Feature Story

Roadmapping the Future of Smart Cities

by Jason Deign

A far-sighted group of city planners is looking to develop a universal language for urban development, using the Internet Protocol as a starting point.

Could a protocol developed in the 1970's to connect computer networks provide the key to more sustainable urban development in the future? A group of experts who gathered in Barcelona, Spain, earlier this month certainly thinks so.

And if they are right, their creation—the ‘City Protocol', a new urban model inspired by the Internet Protocol (IP)—could be fundamental to our development as a species.

For the first time in humanity's history, more people live in urban environments than rural ones,and the balance is shifting more towards city dwellers all the time.

There are several advantages to this shift: cities allow more efficient use of resources, for example, and the concentrations of talent they represent allow for the more rapid development of cultures and societies.

But there are also significant challenges in urban areas ranging from poverty and healthcare to education and transportation.

"To live better in the city is a challenge to us all," states Carlos Moreno, a scientific adviser to the French utility GDF Suez, which hosted the workshop alongside Cisco and the city council of Barcelona.

But what is interesting is that even though cities around the world are vastly different, the majority of these challenges are essentially the same from one to another. They are also rapidly evolving.

Most cities are coming to grips with infrastructure needed to create digital societies, for example.

However, today's infrastructure might not work tomorrow. Within the next three years, 90 percent of all internet traffic will be video based, greatly increasing the amount of data networks have to cope with.

According to Anil Menon, President, Globalisation and Smart+Connected Communities at Cisco, for example, in 2020 a single family will be able to upload as much data onto the ‘net as all the information that existed online in 2008.

Dealing with such major shifts "is like taking a drink out of a fire hydrant," he says.

Right now city planners and urban developers struggle to cope with these evolving challenges without any outside help. But there are concerns that as cities, and the problems they face, increase in size, this go-it-alone approach will not be enough.

That has led the City Protocol founders to decide that the world needs a common language for urban development.

"If you ask an architect in London, New York, or Mumbai to describe a city, everyone will give you a different answer," says Vicente Guallart, director of urbanism for the City of Barcelona. "Everyone is dealing with the parts of a city in a different way. That is why we need a common language of cities."

In its inaugural workshop in Barcelona, the City Protocol founders, which include 20 companies, 33 cities, 20 development organizations, and 15 universities, agreed to set up a society that would pursue five fundamental goals.

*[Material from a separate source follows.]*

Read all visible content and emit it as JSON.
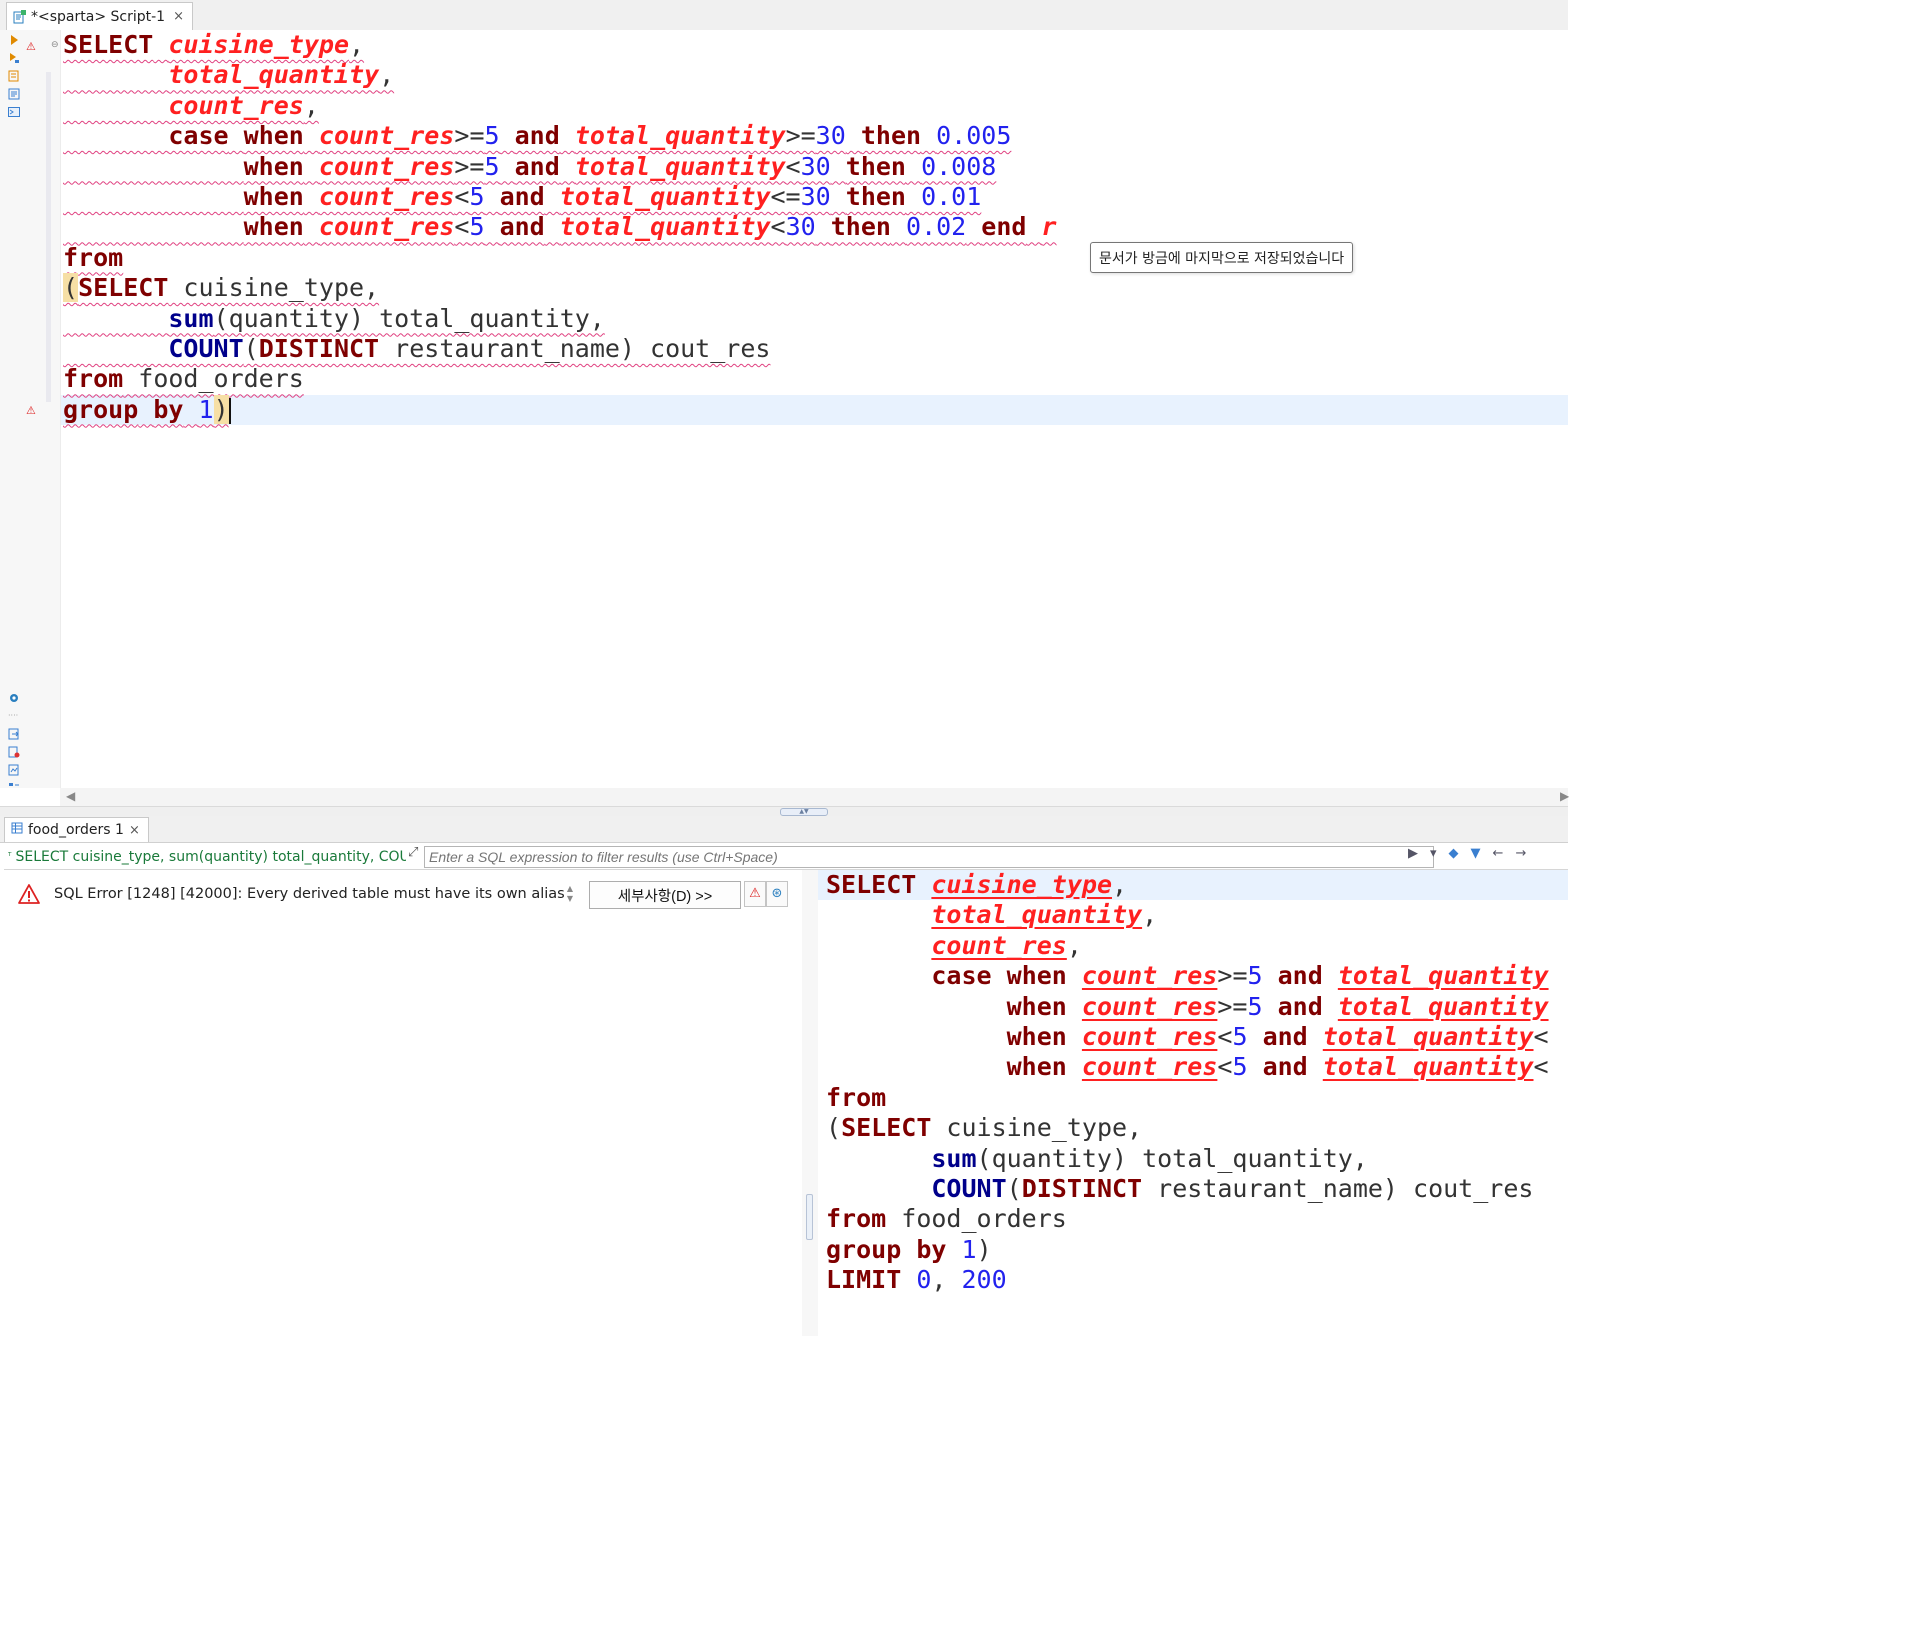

These are to facilitate and foster a new science of cities, to establish a cooperation framework among city stakeholders, to lead and pave cities' futures, to understand the driving forces of urban evolution and find common solutions, and to deliver value-added products and services.

 If that list seems rather wide-ranging, then using IP as a starting point might be a sensible decision, Vint Cerf, one of the two fathers of the Internet, told City Protocol workshop attendees in a video message.

"If your objective is to create a set of standards you will probably experience a very similar kind of situation to the one that I did years ago when the Internet was created," he said. "We were careful not to define the applications. Part of the success was about not being too specific."

He added, "In the case of the City Protocol what is important is to create a set of scenarios. By no means do I think you want to list all applications."

Over two days in Barcelona, the workshop attendees made significant progress, establishing an open community dedicated to the development of the City Protocol and commissioning an interim steering committee to lead the constitution of a formal society within six months.

"Cities need a new way of learning, at a pace that is commensurate with the change that is occurring in our world," states the workshop program. "It is only through far deeper collaboration and joint action, involving all actors in a trusted network, that we can do this."

The tentative first steps in developing this network and this new way of learning have now been made. If the success of the Internet Protocol is anything to go by, it is a project that could truly change the world.


The contents or opinions in this feature are independent and do not necessarily represent the views of Cisco. They are offered in an effort to encourage continuing conversations on a broad range of innovative technology subjects. We welcome your comments and engagement.

We welcome the re-use, republication, and distribution of "The Network" content. Please credit us with the following information: Used with the permission of http://thenetwork.cisco.com/.